Calibration serves several purposes. It helps give you a true color display, and aligns the color of what you see to what it really is. In addition, proper calibration can help reduce strain on your eyes if you tend to stare at computer screens all day for work. Color calibration can sound intimidating, but there are a couple different ways to do it, and they range from easy to really easy.
Before You Calibrate…
There are just a couple of steps to take before we get underway. First, make sure your monitor has been running for about half an hour so it’s had time to warm up. Make sure the screen is running at its native resolution and reset your it back to factory setting before calibration. Any adjustments you’ve made prior to this point are now useless, so ditch them.
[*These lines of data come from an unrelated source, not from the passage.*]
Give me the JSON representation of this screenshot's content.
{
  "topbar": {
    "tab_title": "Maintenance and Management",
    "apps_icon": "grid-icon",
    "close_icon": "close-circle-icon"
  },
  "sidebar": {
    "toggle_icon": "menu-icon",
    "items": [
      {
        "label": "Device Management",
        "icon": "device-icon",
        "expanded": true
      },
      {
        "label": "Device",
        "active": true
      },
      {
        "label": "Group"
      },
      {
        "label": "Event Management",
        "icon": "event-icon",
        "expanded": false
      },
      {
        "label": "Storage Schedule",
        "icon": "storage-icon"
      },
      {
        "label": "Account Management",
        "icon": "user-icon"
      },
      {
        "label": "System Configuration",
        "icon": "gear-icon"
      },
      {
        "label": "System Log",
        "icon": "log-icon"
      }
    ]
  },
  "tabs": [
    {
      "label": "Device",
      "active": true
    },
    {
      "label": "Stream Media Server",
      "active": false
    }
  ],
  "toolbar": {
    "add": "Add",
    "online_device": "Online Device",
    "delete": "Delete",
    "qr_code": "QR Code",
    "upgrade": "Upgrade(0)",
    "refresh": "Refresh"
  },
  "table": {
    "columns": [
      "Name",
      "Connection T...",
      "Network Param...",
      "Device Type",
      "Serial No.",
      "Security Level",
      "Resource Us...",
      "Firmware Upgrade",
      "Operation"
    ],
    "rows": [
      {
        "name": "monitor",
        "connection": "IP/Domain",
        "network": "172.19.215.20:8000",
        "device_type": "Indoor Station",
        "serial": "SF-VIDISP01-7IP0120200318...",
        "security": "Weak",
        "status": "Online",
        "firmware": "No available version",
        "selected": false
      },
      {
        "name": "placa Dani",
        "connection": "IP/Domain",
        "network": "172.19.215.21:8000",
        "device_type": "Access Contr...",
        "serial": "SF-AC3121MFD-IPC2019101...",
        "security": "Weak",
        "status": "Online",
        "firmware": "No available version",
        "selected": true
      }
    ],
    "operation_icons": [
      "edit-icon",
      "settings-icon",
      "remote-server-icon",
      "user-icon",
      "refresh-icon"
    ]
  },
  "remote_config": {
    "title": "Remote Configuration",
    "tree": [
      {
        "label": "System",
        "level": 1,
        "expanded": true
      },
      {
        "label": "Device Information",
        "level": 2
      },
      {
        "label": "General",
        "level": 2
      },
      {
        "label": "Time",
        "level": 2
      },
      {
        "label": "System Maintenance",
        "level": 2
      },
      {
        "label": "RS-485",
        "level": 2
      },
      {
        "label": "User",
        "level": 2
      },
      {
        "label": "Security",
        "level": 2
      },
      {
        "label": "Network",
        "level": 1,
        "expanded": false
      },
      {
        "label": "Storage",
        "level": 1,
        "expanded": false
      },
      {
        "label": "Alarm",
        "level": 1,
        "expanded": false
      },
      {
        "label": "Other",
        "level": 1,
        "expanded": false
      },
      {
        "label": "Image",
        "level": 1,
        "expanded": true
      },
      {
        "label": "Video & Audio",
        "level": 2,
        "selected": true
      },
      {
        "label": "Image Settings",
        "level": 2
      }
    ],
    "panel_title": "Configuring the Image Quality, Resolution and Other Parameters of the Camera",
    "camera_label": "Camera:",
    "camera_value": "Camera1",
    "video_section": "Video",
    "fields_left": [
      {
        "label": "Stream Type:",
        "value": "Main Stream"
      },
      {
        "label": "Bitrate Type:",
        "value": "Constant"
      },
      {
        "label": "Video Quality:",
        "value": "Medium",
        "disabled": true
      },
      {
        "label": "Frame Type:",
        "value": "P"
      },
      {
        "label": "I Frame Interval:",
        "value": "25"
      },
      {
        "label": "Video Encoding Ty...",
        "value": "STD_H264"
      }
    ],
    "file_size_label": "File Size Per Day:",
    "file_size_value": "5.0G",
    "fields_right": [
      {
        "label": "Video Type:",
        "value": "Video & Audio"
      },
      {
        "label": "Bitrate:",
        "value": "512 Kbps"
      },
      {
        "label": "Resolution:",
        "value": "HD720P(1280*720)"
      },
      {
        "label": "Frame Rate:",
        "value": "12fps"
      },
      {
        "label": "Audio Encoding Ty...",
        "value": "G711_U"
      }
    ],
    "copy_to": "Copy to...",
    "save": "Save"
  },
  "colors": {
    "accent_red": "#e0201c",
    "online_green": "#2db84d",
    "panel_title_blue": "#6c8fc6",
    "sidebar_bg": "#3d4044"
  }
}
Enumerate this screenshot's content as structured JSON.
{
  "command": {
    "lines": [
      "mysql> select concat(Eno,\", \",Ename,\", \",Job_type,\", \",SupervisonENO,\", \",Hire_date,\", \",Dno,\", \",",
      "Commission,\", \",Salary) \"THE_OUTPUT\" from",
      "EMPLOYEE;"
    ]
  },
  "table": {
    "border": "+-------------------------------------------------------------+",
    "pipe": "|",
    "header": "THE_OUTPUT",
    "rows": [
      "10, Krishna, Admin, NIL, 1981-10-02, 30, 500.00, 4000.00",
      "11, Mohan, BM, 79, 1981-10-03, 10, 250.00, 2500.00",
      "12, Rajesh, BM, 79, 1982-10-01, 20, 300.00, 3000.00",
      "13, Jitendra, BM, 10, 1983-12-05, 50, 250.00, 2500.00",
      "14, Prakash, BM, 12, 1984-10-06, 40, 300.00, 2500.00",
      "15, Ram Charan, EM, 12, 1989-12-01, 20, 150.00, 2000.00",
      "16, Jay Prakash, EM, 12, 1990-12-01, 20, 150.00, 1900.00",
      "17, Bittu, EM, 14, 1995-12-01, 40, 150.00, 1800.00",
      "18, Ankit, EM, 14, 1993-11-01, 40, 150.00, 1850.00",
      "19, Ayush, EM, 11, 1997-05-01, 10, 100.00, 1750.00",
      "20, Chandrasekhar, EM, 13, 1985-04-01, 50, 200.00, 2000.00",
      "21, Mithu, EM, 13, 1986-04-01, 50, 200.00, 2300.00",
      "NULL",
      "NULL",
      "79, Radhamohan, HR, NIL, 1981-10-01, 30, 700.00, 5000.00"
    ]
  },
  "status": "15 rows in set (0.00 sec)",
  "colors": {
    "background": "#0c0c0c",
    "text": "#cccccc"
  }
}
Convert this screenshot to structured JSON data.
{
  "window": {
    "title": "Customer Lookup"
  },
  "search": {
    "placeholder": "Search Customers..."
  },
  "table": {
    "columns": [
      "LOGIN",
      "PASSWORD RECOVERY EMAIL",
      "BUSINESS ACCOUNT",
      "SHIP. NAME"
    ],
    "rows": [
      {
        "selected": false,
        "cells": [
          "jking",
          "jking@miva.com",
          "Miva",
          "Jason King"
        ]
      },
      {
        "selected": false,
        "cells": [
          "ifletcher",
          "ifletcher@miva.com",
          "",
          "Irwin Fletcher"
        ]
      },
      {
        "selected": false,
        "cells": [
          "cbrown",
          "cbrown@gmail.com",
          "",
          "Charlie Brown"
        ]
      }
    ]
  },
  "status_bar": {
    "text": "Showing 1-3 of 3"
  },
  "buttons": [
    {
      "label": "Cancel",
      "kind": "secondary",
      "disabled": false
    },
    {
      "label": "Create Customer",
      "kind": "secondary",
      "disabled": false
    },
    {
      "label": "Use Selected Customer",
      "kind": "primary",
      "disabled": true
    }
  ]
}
Lastly, make sure you’re aware of how to change the color, brightness and contrast controls manually. You may need to use these later.
Regardless of whether you use Windows or OS X your computer has a calibration program built into the operating system. Calibrating this way will not be as accurate because you’ll be depending solely on your eyes, but it will help a little bit. In order to get to the program in Windows, go to the Display Control Panel. In OS X, the tool will be found in the Display System Preferences in the Color tab. They’re pretty self-explanatory so just follow the instructions.
Okay, so let’s say you’ve done the built-in calibration, but when you try to print out that awesome Incredible Hulk poster, he’s looking a little too lime green. You need a more accurate calibration. This can be done relatively cheap with a colorimeter
. These handy little gadgets stick to your display and connect to your computer via USB. They sense the colors being output by the screen and use software to adjust accordingly.
One of the most popular, and wallet-friendly options is the Pantone Huey Pro
. It has an ambient light sensor so it only calibrates the color emitted from your screen. It can also do multiple-monitor calibrations. The Huey Pro is easy to use, and it can be found online for about $69
There are several other colorimeter options out there, so look around for the one that best suits your needs. Whatever you decide, even the most basic color calibration can save you a lot of headaches (literally).